EXERCISE DATA:
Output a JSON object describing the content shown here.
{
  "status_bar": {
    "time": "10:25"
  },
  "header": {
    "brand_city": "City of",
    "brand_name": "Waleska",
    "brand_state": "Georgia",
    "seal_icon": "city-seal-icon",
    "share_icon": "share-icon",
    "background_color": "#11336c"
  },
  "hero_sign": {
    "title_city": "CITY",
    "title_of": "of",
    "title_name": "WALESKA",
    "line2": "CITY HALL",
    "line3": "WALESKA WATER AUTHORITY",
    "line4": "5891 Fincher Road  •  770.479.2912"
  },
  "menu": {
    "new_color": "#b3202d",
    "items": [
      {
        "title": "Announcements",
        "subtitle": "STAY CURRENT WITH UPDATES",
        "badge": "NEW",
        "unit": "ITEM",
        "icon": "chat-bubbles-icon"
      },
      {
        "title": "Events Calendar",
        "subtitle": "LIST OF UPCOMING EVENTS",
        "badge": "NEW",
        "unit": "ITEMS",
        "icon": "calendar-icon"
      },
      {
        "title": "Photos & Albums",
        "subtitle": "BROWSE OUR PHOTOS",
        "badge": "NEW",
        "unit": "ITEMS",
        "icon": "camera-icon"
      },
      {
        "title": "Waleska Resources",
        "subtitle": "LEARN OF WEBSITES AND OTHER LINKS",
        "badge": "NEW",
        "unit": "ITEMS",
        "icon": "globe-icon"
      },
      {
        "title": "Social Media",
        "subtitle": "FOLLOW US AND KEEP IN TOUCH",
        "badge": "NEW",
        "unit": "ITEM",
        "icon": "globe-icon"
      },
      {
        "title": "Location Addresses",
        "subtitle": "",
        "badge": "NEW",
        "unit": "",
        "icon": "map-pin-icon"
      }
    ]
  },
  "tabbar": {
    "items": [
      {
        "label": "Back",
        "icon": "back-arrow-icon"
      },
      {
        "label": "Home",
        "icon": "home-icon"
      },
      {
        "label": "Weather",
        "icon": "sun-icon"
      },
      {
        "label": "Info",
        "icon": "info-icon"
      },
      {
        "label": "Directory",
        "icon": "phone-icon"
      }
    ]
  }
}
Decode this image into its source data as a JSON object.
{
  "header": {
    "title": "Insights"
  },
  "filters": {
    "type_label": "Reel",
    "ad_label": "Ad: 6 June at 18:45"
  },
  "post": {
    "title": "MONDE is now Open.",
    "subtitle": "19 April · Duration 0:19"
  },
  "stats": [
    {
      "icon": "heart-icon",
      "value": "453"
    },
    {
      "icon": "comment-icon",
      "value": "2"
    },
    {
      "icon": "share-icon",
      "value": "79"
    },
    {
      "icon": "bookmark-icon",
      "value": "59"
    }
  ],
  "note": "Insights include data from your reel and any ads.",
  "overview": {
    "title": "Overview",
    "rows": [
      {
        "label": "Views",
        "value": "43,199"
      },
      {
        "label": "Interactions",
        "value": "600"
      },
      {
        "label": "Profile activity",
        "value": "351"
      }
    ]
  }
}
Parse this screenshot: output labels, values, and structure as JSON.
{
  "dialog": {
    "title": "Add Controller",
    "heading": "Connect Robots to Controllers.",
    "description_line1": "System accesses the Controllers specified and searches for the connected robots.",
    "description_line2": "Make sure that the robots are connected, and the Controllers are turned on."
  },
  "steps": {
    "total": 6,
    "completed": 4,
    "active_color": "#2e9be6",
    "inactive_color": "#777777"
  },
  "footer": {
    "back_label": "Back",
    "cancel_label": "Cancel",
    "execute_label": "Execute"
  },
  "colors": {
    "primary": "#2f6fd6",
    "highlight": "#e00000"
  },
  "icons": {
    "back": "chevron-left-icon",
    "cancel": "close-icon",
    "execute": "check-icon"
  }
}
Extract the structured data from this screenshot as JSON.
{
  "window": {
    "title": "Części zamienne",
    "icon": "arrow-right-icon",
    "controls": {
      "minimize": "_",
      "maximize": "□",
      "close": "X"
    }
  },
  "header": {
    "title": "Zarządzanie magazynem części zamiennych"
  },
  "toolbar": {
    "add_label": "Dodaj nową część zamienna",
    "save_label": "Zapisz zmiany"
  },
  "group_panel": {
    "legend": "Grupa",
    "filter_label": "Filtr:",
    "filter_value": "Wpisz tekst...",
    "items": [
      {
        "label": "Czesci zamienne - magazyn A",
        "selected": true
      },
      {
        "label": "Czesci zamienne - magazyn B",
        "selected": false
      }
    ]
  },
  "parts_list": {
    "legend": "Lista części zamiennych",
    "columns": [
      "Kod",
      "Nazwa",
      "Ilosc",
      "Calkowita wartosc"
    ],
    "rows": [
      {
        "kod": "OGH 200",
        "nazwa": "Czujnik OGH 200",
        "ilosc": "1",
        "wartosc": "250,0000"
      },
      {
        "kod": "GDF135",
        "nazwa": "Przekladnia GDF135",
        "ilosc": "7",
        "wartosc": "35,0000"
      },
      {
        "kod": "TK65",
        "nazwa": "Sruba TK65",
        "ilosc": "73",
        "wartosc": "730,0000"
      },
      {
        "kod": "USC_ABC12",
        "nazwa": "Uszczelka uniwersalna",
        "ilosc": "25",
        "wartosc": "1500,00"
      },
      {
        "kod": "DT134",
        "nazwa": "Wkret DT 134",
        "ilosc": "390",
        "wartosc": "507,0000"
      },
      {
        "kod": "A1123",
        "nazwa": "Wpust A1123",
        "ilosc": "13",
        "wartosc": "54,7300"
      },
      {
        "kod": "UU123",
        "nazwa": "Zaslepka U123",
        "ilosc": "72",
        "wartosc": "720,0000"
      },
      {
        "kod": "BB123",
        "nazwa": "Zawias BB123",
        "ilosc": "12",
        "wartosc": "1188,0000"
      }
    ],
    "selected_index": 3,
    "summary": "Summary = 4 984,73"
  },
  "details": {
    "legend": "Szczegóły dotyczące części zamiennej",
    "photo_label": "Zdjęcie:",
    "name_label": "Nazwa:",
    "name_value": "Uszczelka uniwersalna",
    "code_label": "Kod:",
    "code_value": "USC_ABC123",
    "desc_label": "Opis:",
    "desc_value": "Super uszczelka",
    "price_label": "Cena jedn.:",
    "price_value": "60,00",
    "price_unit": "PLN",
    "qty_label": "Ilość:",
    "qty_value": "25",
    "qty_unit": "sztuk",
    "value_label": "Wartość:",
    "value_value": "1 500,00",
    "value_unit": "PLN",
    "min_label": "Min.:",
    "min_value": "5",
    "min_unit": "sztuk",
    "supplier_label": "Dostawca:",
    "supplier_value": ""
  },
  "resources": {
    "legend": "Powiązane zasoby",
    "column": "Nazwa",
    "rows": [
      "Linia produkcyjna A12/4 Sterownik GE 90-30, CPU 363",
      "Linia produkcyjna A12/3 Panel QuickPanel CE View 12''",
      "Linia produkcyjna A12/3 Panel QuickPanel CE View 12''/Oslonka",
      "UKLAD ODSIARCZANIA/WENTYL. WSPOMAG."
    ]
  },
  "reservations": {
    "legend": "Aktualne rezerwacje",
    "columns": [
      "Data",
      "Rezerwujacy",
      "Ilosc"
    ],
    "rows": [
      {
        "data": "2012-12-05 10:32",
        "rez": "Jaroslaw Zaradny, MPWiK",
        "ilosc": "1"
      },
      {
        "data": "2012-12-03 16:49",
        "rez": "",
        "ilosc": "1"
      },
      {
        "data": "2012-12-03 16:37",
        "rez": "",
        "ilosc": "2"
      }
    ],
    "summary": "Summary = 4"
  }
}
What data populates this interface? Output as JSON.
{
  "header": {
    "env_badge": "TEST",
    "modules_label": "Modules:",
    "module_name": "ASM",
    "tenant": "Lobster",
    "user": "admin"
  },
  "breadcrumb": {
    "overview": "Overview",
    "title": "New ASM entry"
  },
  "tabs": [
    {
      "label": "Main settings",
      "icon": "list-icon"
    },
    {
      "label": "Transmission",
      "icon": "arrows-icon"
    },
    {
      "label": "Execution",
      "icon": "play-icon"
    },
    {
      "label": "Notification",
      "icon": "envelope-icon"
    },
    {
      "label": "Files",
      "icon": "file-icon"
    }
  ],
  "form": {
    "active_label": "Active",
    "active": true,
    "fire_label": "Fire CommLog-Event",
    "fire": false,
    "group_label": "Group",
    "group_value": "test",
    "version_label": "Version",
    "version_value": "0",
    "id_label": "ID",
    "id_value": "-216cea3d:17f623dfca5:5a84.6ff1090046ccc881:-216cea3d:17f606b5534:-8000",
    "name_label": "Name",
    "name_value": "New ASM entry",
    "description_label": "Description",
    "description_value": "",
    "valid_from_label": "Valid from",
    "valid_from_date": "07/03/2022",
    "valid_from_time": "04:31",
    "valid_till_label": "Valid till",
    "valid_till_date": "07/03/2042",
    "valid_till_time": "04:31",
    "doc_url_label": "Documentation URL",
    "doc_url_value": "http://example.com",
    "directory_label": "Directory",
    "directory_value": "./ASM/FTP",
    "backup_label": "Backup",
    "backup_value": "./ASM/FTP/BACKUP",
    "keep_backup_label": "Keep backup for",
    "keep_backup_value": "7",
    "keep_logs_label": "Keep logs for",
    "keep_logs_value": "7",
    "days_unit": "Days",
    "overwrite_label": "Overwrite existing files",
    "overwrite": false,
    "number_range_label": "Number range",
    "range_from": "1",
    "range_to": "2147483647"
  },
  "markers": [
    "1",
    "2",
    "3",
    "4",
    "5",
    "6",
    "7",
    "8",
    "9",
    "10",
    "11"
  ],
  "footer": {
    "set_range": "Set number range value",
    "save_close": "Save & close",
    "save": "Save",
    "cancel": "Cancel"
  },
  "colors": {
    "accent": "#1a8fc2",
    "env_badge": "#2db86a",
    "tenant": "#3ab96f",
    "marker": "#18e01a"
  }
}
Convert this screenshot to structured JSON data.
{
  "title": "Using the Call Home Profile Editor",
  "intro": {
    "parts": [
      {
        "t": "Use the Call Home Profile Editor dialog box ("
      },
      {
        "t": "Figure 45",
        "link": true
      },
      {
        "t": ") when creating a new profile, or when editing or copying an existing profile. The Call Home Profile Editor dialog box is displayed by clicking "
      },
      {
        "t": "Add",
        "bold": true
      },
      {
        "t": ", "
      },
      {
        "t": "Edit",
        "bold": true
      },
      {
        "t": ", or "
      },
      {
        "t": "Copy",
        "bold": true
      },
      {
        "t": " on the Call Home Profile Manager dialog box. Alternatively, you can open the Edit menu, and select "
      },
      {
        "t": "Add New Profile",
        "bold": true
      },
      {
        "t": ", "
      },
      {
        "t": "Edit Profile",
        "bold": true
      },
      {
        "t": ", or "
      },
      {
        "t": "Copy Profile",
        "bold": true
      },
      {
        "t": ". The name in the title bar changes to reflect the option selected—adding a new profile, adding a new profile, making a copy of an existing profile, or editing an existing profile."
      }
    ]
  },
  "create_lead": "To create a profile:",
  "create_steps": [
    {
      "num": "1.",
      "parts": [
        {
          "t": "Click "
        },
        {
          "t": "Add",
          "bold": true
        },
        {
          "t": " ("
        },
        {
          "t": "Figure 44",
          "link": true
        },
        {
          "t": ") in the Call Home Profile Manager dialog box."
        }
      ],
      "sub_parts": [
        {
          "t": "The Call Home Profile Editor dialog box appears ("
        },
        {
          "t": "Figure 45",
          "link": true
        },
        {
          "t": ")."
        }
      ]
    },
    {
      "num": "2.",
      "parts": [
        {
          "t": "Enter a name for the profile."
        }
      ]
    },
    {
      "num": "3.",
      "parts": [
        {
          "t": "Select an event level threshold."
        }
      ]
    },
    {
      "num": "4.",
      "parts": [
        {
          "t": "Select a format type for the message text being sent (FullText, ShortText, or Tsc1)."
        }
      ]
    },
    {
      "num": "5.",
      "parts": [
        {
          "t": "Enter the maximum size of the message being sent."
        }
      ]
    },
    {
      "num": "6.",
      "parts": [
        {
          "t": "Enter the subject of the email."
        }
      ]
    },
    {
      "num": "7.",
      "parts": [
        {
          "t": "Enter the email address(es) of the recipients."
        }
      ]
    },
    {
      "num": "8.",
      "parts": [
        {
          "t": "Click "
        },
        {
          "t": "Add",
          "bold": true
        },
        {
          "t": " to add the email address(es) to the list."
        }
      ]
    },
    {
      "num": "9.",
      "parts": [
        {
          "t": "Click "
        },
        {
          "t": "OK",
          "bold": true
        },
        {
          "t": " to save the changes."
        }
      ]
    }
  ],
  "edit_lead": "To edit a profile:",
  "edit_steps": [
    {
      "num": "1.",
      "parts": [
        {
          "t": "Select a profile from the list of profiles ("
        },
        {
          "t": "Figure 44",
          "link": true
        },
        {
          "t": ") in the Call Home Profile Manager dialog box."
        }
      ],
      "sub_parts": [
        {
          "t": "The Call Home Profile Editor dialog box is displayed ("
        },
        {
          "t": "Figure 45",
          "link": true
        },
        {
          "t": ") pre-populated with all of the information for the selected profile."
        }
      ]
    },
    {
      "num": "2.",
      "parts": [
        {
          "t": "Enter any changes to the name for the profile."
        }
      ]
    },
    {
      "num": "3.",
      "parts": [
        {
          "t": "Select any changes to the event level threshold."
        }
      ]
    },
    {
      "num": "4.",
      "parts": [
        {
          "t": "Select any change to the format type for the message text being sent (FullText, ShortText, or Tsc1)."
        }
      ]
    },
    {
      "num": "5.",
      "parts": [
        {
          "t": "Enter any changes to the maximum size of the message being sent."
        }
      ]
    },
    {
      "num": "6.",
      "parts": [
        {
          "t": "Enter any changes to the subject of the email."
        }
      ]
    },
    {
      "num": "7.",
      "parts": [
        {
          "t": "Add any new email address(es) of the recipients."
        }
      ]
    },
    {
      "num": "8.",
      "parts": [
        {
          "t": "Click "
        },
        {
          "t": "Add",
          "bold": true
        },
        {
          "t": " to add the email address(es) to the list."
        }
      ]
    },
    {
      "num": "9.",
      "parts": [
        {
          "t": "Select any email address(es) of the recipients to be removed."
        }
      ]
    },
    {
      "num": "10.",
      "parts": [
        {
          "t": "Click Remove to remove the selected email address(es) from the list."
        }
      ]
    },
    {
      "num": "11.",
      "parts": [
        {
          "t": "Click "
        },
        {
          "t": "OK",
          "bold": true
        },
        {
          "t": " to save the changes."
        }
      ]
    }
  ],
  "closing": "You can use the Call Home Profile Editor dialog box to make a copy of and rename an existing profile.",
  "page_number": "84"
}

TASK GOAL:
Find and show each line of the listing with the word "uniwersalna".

EXERCISE RESULT:
        "nazwa": "Uszczelka uniwersalna",
    "name_value": "Uszczelka uniwersalna",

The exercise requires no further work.